What this task involves » Each line that includes "парка" must be copied from the records.
══ Records provided
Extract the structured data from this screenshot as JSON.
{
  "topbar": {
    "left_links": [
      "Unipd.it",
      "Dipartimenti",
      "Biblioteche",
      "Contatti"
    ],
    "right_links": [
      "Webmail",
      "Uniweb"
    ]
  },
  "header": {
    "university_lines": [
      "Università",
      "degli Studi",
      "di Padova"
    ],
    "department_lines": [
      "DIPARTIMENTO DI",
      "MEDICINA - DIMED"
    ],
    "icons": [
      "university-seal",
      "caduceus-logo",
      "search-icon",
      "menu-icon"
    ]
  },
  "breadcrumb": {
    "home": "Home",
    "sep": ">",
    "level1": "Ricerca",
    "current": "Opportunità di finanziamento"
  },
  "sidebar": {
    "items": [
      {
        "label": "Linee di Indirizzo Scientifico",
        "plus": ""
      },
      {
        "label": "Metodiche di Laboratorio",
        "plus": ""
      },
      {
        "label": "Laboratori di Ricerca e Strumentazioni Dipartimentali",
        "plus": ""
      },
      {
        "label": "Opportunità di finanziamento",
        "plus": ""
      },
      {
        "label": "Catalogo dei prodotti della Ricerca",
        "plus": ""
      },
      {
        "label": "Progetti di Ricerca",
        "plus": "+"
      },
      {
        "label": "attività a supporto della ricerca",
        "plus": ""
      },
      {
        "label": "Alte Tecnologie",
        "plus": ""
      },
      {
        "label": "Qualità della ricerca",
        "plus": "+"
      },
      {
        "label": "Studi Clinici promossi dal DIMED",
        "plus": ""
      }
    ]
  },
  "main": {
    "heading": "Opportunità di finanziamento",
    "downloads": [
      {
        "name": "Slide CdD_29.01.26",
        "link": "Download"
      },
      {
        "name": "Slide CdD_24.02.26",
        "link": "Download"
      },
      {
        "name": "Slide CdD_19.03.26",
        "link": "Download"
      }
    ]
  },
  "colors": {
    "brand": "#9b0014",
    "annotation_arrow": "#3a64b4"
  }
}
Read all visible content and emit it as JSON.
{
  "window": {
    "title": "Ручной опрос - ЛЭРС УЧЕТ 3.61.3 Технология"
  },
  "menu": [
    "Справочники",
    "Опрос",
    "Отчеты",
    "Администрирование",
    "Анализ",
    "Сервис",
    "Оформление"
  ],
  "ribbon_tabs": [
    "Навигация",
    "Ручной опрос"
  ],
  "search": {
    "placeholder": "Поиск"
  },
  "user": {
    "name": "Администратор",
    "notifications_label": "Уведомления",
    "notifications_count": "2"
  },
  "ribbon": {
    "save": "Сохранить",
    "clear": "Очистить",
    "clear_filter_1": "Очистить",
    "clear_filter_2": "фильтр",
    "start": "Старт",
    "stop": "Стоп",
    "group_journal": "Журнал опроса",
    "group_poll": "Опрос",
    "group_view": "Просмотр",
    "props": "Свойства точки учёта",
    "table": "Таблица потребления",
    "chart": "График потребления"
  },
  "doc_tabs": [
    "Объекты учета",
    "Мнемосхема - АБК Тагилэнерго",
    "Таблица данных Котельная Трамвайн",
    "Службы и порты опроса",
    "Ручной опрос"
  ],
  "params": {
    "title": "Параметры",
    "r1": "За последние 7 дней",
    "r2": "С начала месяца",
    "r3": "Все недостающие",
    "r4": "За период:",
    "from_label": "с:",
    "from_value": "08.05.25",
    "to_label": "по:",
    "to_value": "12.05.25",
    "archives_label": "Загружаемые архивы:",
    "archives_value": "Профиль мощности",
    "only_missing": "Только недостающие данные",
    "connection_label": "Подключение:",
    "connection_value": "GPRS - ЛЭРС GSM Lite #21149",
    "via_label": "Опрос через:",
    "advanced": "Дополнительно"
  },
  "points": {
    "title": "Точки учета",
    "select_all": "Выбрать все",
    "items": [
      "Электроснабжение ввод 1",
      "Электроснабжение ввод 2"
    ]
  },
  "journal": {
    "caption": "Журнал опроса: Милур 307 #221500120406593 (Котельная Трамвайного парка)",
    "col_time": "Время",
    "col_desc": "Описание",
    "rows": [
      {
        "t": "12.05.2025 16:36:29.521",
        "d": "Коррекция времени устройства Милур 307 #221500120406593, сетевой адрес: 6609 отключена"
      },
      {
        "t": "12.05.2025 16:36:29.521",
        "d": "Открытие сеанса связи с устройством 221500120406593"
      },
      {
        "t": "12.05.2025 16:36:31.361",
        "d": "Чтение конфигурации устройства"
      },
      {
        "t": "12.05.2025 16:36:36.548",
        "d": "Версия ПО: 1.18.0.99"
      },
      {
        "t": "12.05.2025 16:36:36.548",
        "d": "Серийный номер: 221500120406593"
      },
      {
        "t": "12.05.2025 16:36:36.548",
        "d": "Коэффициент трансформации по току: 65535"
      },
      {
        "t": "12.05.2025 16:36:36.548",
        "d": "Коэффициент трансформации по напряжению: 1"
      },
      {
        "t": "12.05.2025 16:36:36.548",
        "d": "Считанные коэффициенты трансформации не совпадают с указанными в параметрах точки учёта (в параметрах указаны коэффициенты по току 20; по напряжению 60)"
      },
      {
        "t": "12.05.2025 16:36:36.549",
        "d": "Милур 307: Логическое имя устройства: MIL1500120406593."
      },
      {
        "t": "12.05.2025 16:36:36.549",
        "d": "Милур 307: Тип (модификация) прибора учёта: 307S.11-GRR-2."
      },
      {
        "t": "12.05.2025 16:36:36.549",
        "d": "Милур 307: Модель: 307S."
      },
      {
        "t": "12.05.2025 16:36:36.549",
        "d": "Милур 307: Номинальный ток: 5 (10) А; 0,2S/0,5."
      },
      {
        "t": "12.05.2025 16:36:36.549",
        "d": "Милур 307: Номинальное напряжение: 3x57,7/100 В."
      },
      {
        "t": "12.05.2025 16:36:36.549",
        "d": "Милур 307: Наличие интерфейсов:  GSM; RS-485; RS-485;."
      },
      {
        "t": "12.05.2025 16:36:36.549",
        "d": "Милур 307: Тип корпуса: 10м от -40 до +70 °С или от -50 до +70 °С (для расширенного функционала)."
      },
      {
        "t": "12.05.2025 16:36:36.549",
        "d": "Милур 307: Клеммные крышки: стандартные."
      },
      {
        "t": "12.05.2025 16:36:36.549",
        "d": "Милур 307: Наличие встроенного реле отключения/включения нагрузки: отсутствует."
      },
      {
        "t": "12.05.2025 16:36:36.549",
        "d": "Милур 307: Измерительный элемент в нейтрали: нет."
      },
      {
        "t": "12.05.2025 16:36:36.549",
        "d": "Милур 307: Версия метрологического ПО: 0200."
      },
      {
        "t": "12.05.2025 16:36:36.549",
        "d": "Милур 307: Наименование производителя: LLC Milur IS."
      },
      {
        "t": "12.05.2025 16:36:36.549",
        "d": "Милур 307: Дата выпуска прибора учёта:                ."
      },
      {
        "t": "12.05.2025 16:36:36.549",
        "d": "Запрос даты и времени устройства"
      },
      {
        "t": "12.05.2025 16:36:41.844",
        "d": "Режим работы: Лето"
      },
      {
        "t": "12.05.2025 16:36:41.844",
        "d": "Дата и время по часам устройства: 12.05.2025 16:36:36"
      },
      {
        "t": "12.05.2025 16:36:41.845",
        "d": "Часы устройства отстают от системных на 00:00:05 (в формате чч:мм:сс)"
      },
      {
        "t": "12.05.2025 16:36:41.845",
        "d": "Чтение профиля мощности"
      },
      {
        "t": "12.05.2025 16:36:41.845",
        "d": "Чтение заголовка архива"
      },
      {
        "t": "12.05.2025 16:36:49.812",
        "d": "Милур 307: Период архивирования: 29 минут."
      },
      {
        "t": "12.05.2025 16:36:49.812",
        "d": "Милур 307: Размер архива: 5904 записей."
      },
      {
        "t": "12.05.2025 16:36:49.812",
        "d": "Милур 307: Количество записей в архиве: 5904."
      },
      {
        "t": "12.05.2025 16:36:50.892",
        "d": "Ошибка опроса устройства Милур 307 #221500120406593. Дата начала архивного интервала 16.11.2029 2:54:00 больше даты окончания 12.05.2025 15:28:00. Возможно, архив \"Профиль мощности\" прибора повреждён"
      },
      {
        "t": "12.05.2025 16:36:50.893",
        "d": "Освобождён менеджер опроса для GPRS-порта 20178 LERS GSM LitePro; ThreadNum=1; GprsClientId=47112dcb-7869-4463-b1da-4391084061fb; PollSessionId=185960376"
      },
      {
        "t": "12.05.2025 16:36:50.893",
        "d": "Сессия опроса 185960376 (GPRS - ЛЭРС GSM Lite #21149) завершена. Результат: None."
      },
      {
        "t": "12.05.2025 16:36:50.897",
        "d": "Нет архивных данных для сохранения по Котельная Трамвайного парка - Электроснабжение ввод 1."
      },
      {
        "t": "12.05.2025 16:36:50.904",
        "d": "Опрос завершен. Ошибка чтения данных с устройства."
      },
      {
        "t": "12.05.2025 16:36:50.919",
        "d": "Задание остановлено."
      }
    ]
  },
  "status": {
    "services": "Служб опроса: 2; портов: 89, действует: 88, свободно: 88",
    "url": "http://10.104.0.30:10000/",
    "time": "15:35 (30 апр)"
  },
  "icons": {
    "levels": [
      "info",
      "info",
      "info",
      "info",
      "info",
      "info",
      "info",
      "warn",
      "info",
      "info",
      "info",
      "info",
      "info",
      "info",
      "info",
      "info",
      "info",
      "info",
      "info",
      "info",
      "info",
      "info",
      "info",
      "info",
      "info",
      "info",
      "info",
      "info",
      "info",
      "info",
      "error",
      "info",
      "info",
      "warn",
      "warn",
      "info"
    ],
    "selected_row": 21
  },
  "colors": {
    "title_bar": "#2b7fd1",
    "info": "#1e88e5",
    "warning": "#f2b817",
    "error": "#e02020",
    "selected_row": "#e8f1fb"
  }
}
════
Answer space »
    "caption": "Журнал опроса: Милур 307 #221500120406593 (Котельная Трамвайного парка)",
        "d": "Нет архивных данных для сохранения по Котельная Трамвайного парка - Электроснабжение ввод 1."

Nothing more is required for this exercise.